RP(IV)                       2/21/74                       RP(IV)


     rp - RP-11/RP03 moving-head disk


     The files rp0 ... rp7 refer to sections of RP disk drive  0.

     The  files  rp8 ... rp15 refer to drive 1 etc.  This is done

     since the size of a  full  RP  drive  is  81200  blocks  and

     internally  the  system  is only capable of addressing 65536

     blocks.  Also since the disk is so large, this allows it  to

     be broken up into more manageable pieces.

     The origin and size of the pseudo-disks on each drive are as


             disk    start   length

             0       0       40600

             1       40600   40600

             2       0       9200

             3       72000   9200

             4       0       65535

             5       15600   65535

             6-7     unassigned

     It is unwise for all of these files to  be  present  in  one

     installation,  since  there  is  overlap  in  addresses  and

     protection becomes a sticky matter.  Here  is  a  suggestion

     for  two  useful  configurations:  If  the  root of the file

     system is on some other device and the RP used as a  mounted

     device,  then  rp0  and  rp1, which divide the disk into two

     equal size portions, is a good  idea.   Other  things  being

     equal,  it  is advantageous to have two equal-sized portions

     since one can always be copied  onto  the  other,  which  is

     occasionally useful.

     If the RP is the only disk and has to contain the  root  and

     the  swap  area,  the root can be put on rp2 and a mountable

     file system on rp5.  Then the swap space can be put  in  the

     unused  blocks 9200 to 15600 of rp0 (or, equivalently, rp4).

     This arrangement puts the root file system, the  swap  area,

     and  the  i-list  of the mounted file system relatively near

     each other and thus tends to minimize head movement.

     The rp access the disk via  the  system's  normal  buffering

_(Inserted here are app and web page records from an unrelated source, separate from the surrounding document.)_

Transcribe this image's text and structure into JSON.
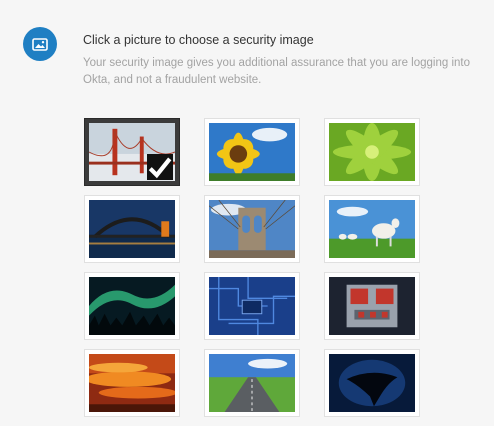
{
  "header": {
    "icon": "image-icon",
    "title": "Click a picture to choose a security image",
    "description": "Your security image gives you additional assurance that you are logging into Okta, and not a fraudulent website."
  },
  "colors": {
    "accent": "#1f7fc3",
    "panel_background": "#f6f6f6",
    "selected_frame": "#3b3b3b"
  },
  "security_images": [
    {
      "subject": "golden-gate-bridge-in-fog",
      "selected": true
    },
    {
      "subject": "sunflower",
      "selected": false
    },
    {
      "subject": "green-succulent",
      "selected": false
    },
    {
      "subject": "harbour-bridge-at-night",
      "selected": false
    },
    {
      "subject": "brooklyn-bridge",
      "selected": false
    },
    {
      "subject": "sheep-on-grass",
      "selected": false
    },
    {
      "subject": "aurora-over-forest",
      "selected": false
    },
    {
      "subject": "circuit-board",
      "selected": false
    },
    {
      "subject": "toy-robot",
      "selected": false
    },
    {
      "subject": "orange-sunset-clouds",
      "selected": false
    },
    {
      "subject": "open-road",
      "selected": false
    },
    {
      "subject": "manta-ray",
      "selected": false
    }
  ],
  "selected_mark": "checkmark-icon"
}
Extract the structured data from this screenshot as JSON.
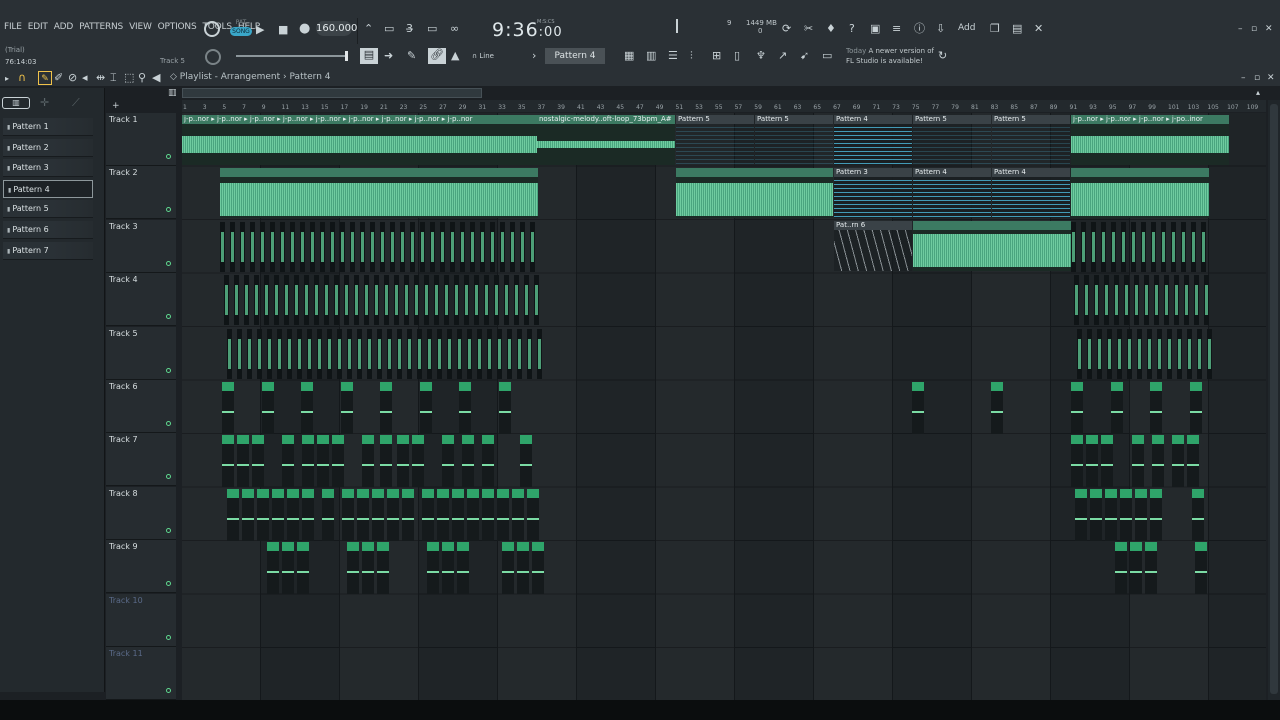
{
  "menu": [
    "FILE",
    "EDIT",
    "ADD",
    "PATTERNS",
    "VIEW",
    "OPTIONS",
    "TOOLS",
    "HELP"
  ],
  "status": {
    "trial": "(Trial)",
    "time": "76:14:03",
    "hint": "Track 5"
  },
  "transport": {
    "pat": "PAT",
    "song": "SONG",
    "tempo": "160.000",
    "clock_main": "9:36",
    "clock_sub": ":00",
    "clock_unit": "M:S:CS"
  },
  "perf": {
    "cpu": "9",
    "mem": "1449 MB",
    "mem_sub": "0"
  },
  "snap": {
    "label": "Line"
  },
  "pattern_selector": "Pattern 4",
  "add_label": "Add",
  "news": {
    "today": "Today",
    "line1": "A newer version of",
    "line2": "FL Studio is available!"
  },
  "playlist": {
    "title": "Playlist - Arrangement",
    "sep": "›",
    "current": "Pattern 4"
  },
  "patterns": [
    "Pattern 1",
    "Pattern 2",
    "Pattern 3",
    "Pattern 4",
    "Pattern 5",
    "Pattern 6",
    "Pattern 7"
  ],
  "selected_pattern": 3,
  "tracks": [
    "Track 1",
    "Track 2",
    "Track 3",
    "Track 4",
    "Track 5",
    "Track 6",
    "Track 7",
    "Track 8",
    "Track 9",
    "Track 10",
    "Track 11"
  ],
  "ruler": [
    "1",
    "3",
    "5",
    "7",
    "9",
    "11",
    "13",
    "15",
    "17",
    "19",
    "21",
    "23",
    "25",
    "27",
    "29",
    "31",
    "33",
    "35",
    "37",
    "39",
    "41",
    "43",
    "45",
    "47",
    "49",
    "51",
    "53",
    "55",
    "57",
    "59",
    "61",
    "63",
    "65",
    "67",
    "69",
    "71",
    "73",
    "75",
    "77",
    "79",
    "81",
    "83",
    "85",
    "87",
    "89",
    "91",
    "93",
    "95",
    "97",
    "99",
    "101",
    "103",
    "105",
    "107",
    "109"
  ],
  "clips": {
    "t1_a": "j-p..nor",
    "t1_melody": "nostalgic-melody..oft-loop_73bpm_A#",
    "p5": "Pattern 5",
    "p4": "Pattern 4",
    "p3": "Pattern 3",
    "p6": "Pat..rn 6",
    "t1_end": "j-po..inor"
  },
  "colors": {
    "audio": "#6fcca0",
    "pattern": "#46a7c6",
    "note": "#2fa46a",
    "accent": "#3aa7c9"
  }
}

     mechanism  and  may  be  read  and written without regard to

     physical disk records.  There is also  a  ``raw''  interface

     which  provides for direct transmission between the disk and

     the user's read or write buffer.  A  single  read  or  write

     call  results in exactly one I/O operation and therefore raw

     I/O is considerably  more  efficient  when  many  words  are

     transmitted.   The  names of the raw RP files begin with rrp

     and end with a number which selects the same disk section as

     the corresponding rp file.

     In raw I/O the buffer must begin on  a  word  boundary,  and

     counts  should  be  a  multiple of 512 bytes (a disk block).

     Likewise seek calls should specify a multiple of 512 bytes.


     /dev/rp?, /dev/rrp?